WHAT YOU ARE ASKED TO DO:
Every entry must come back exactly as it was written.

Items from an interface collection:
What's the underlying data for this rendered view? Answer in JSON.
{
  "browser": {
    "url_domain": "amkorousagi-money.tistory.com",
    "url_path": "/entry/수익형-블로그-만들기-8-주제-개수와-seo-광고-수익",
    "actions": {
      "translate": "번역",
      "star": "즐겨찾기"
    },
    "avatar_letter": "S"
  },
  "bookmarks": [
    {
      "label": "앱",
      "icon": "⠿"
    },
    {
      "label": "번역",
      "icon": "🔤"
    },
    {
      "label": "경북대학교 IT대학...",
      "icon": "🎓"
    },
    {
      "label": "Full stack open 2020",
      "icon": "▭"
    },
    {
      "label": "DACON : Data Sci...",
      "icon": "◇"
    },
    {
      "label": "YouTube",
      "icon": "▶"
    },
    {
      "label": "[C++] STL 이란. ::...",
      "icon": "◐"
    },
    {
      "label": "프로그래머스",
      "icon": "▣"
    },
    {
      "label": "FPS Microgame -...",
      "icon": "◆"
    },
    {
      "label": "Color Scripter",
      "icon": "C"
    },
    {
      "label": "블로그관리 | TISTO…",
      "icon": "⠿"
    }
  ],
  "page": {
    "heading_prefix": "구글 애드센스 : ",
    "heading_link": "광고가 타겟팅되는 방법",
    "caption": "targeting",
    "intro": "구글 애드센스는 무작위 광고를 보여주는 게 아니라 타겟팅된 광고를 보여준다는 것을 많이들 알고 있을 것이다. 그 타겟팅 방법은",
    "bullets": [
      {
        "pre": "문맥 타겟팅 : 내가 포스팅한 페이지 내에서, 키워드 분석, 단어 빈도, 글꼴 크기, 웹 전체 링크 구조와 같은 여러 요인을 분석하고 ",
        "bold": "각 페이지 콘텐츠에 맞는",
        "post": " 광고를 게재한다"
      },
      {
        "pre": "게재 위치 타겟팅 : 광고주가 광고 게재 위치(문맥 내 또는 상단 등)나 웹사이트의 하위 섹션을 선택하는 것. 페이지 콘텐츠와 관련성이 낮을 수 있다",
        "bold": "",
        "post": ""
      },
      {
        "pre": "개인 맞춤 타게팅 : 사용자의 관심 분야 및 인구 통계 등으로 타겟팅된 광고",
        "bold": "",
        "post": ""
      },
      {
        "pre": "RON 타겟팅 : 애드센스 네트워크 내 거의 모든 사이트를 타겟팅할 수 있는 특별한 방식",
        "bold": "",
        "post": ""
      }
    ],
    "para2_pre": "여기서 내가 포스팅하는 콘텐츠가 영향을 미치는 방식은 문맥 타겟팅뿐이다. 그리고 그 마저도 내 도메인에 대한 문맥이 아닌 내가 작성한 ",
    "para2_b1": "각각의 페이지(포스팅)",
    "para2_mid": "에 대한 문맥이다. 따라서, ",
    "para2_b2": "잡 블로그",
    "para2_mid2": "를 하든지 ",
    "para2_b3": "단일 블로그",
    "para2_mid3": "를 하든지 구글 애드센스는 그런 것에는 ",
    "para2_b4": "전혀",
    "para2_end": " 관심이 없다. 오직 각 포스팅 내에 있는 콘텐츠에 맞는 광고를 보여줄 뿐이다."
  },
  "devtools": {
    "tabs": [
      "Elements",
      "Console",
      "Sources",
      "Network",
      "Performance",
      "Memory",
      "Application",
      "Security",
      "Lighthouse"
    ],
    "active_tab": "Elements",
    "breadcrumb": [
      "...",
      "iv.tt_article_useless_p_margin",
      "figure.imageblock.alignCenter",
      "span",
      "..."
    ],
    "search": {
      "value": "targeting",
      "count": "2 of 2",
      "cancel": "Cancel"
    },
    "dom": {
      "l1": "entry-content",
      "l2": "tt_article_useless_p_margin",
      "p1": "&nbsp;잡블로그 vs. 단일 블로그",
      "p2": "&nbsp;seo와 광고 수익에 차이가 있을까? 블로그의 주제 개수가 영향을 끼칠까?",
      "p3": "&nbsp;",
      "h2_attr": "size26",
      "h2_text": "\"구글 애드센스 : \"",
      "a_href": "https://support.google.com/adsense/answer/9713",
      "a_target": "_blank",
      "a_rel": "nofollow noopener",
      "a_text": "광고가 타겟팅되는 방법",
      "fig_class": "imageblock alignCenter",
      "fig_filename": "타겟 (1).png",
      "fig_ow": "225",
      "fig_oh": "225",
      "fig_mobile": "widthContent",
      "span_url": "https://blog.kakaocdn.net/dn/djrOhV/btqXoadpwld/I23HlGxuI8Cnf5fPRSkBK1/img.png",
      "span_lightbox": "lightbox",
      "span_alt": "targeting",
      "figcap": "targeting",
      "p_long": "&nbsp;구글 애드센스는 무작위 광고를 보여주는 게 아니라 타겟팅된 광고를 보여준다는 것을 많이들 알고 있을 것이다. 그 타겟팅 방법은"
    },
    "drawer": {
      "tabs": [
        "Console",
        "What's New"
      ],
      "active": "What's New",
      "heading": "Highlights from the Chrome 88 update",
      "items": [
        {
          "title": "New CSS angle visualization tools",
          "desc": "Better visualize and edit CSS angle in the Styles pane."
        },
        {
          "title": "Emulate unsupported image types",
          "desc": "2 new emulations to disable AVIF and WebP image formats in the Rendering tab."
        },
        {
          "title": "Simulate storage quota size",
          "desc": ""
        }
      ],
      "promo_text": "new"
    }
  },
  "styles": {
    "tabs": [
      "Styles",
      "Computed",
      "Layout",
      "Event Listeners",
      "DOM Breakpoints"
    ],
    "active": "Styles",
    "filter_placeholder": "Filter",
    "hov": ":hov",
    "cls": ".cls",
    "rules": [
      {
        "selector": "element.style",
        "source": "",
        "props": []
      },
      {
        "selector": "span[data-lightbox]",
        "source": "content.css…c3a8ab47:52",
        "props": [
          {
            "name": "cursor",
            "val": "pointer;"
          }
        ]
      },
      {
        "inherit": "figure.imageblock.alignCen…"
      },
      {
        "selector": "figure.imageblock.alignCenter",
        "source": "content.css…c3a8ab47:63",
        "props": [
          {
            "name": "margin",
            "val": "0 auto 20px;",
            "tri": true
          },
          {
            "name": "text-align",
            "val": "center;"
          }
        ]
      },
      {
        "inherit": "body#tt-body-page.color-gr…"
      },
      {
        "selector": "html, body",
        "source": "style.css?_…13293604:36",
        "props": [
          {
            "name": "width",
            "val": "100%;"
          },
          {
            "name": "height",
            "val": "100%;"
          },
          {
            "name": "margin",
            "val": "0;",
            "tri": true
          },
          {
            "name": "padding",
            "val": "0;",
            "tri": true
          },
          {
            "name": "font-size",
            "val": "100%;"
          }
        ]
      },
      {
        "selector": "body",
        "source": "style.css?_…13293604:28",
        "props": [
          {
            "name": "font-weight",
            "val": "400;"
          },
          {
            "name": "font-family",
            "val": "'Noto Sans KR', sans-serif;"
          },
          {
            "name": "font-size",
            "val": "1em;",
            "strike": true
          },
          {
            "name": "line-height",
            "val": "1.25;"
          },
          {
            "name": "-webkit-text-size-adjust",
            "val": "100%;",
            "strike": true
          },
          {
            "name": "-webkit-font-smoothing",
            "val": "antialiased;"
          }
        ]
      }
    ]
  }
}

RESULT FOR THIS TASK:
What's the underlying data for this rendered view? Answer in JSON.
{
  "browser": {
    "url_domain": "amkorousagi-money.tistory.com",
    "url_path": "/entry/수익형-블로그-만들기-8-주제-개수와-seo-광고-수익",
    "actions": {
      "translate": "번역",
      "star": "즐겨찾기"
    },
    "avatar_letter": "S"
  },
  "bookmarks": [
    {
      "label": "앱",
      "icon": "⠿"
    },
    {
      "label": "번역",
      "icon": "🔤"
    },
    {
      "label": "경북대학교 IT대학...",
      "icon": "🎓"
    },
    {
      "label": "Full stack open 2020",
      "icon": "▭"
    },
    {
      "label": "DACON : Data Sci...",
      "icon": "◇"
    },
    {
      "label": "YouTube",
      "icon": "▶"
    },
    {
      "label": "[C++] STL 이란. ::...",
      "icon": "◐"
    },
    {
      "label": "프로그래머스",
      "icon": "▣"
    },
    {
      "label": "FPS Microgame -...",
      "icon": "◆"
    },
    {
      "label": "Color Scripter",
      "icon": "C"
    },
    {
      "label": "블로그관리 | TISTO…",
      "icon": "⠿"
    }
  ],
  "page": {
    "heading_prefix": "구글 애드센스 : ",
    "heading_link": "광고가 타겟팅되는 방법",
    "caption": "targeting",
    "intro": "구글 애드센스는 무작위 광고를 보여주는 게 아니라 타겟팅된 광고를 보여준다는 것을 많이들 알고 있을 것이다. 그 타겟팅 방법은",
    "bullets": [
      {
        "pre": "문맥 타겟팅 : 내가 포스팅한 페이지 내에서, 키워드 분석, 단어 빈도, 글꼴 크기, 웹 전체 링크 구조와 같은 여러 요인을 분석하고 ",
        "bold": "각 페이지 콘텐츠에 맞는",
        "post": " 광고를 게재한다"
      },
      {
        "pre": "게재 위치 타겟팅 : 광고주가 광고 게재 위치(문맥 내 또는 상단 등)나 웹사이트의 하위 섹션을 선택하는 것. 페이지 콘텐츠와 관련성이 낮을 수 있다",
        "bold": "",
        "post": ""
      },
      {
        "pre": "개인 맞춤 타게팅 : 사용자의 관심 분야 및 인구 통계 등으로 타겟팅된 광고",
        "bold": "",
        "post": ""
      },
      {
        "pre": "RON 타겟팅 : 애드센스 네트워크 내 거의 모든 사이트를 타겟팅할 수 있는 특별한 방식",
        "bold": "",
        "post": ""
      }
    ],
    "para2_pre": "여기서 내가 포스팅하는 콘텐츠가 영향을 미치는 방식은 문맥 타겟팅뿐이다. 그리고 그 마저도 내 도메인에 대한 문맥이 아닌 내가 작성한 ",
    "para2_b1": "각각의 페이지(포스팅)",
    "para2_mid": "에 대한 문맥이다. 따라서, ",
    "para2_b2": "잡 블로그",
    "para2_mid2": "를 하든지 ",
    "para2_b3": "단일 블로그",
    "para2_mid3": "를 하든지 구글 애드센스는 그런 것에는 ",
    "para2_b4": "전혀",
    "para2_end": " 관심이 없다. 오직 각 포스팅 내에 있는 콘텐츠에 맞는 광고를 보여줄 뿐이다."
  },
  "devtools": {
    "tabs": [
      "Elements",
      "Console",
      "Sources",
      "Network",
      "Performance",
      "Memory",
      "Application",
      "Security",
      "Lighthouse"
    ],
    "active_tab": "Elements",
    "breadcrumb": [
      "...",
      "iv.tt_article_useless_p_margin",
      "figure.imageblock.alignCenter",
      "span",
      "..."
    ],
    "search": {
      "value": "targeting",
      "count": "2 of 2",
      "cancel": "Cancel"
    },
    "dom": {
      "l1": "entry-content",
      "l2": "tt_article_useless_p_margin",
      "p1": "&nbsp;잡블로그 vs. 단일 블로그",
      "p2": "&nbsp;seo와 광고 수익에 차이가 있을까? 블로그의 주제 개수가 영향을 끼칠까?",
      "p3": "&nbsp;",
      "h2_attr": "size26",
      "h2_text": "\"구글 애드센스 : \"",
      "a_href": "https://support.google.com/adsense/answer/9713",
      "a_target": "_blank",
      "a_rel": "nofollow noopener",
      "a_text": "광고가 타겟팅되는 방법",
      "fig_class": "imageblock alignCenter",
      "fig_filename": "타겟 (1).png",
      "fig_ow": "225",
      "fig_oh": "225",
      "fig_mobile": "widthContent",
      "span_url": "https://blog.kakaocdn.net/dn/djrOhV/btqXoadpwld/I23HlGxuI8Cnf5fPRSkBK1/img.png",
      "span_lightbox": "lightbox",
      "span_alt": "targeting",
      "figcap": "targeting",
      "p_long": "&nbsp;구글 애드센스는 무작위 광고를 보여주는 게 아니라 타겟팅된 광고를 보여준다는 것을 많이들 알고 있을 것이다. 그 타겟팅 방법은"
    },
    "drawer": {
      "tabs": [
        "Console",
        "What's New"
      ],
      "active": "What's New",
      "heading": "Highlights from the Chrome 88 update",
      "items": [
        {
          "title": "New CSS angle visualization tools",
          "desc": "Better visualize and edit CSS angle in the Styles pane."
        },
        {
          "title": "Emulate unsupported image types",
          "desc": "2 new emulations to disable AVIF and WebP image formats in the Rendering tab."
        },
        {
          "title": "Simulate storage quota size",
          "desc": ""
        }
      ],
      "promo_text": "new"
    }
  },
  "styles": {
    "tabs": [
      "Styles",
      "Computed",
      "Layout",
      "Event Listeners",
      "DOM Breakpoints"
    ],
    "active": "Styles",
    "filter_placeholder": "Filter",
    "hov": ":hov",
    "cls": ".cls",
    "rules": [
      {
        "selector": "element.style",
        "source": "",
        "props": []
      },
      {
        "selector": "span[data-lightbox]",
        "source": "content.css…c3a8ab47:52",
        "props": [
          {
            "name": "cursor",
            "val": "pointer;"
          }
        ]
      },
      {
        "inherit": "figure.imageblock.alignCen…"
      },
      {
        "selector": "figure.imageblock.alignCenter",
        "source": "content.css…c3a8ab47:63",
        "props": [
          {
            "name": "margin",
            "val": "0 auto 20px;",
            "tri": true
          },
          {
            "name": "text-align",
            "val": "center;"
          }
        ]
      },
      {
        "inherit": "body#tt-body-page.color-gr…"
      },
      {
        "selector": "html, body",
        "source": "style.css?_…13293604:36",
        "props": [
          {
            "name": "width",
            "val": "100%;"
          },
          {
            "name": "height",
            "val": "100%;"
          },
          {
            "name": "margin",
            "val": "0;",
            "tri": true
          },
          {
            "name": "padding",
            "val": "0;",
            "tri": true
          },
          {
            "name": "font-size",
            "val": "100%;"
          }
        ]
      },
      {
        "selector": "body",
        "source": "style.css?_…13293604:28",
        "props": [
          {
            "name": "font-weight",
            "val": "400;"
          },
          {
            "name": "font-family",
            "val": "'Noto Sans KR', sans-serif;"
          },
          {
            "name": "font-size",
            "val": "1em;",
            "strike": true
          },
          {
            "name": "line-height",
            "val": "1.25;"
          },
          {
            "name": "-webkit-text-size-adjust",
            "val": "100%;",
            "strike": true
          },
          {
            "name": "-webkit-font-smoothing",
            "val": "antialiased;"
          }
        ]
      }
    ]
  }
}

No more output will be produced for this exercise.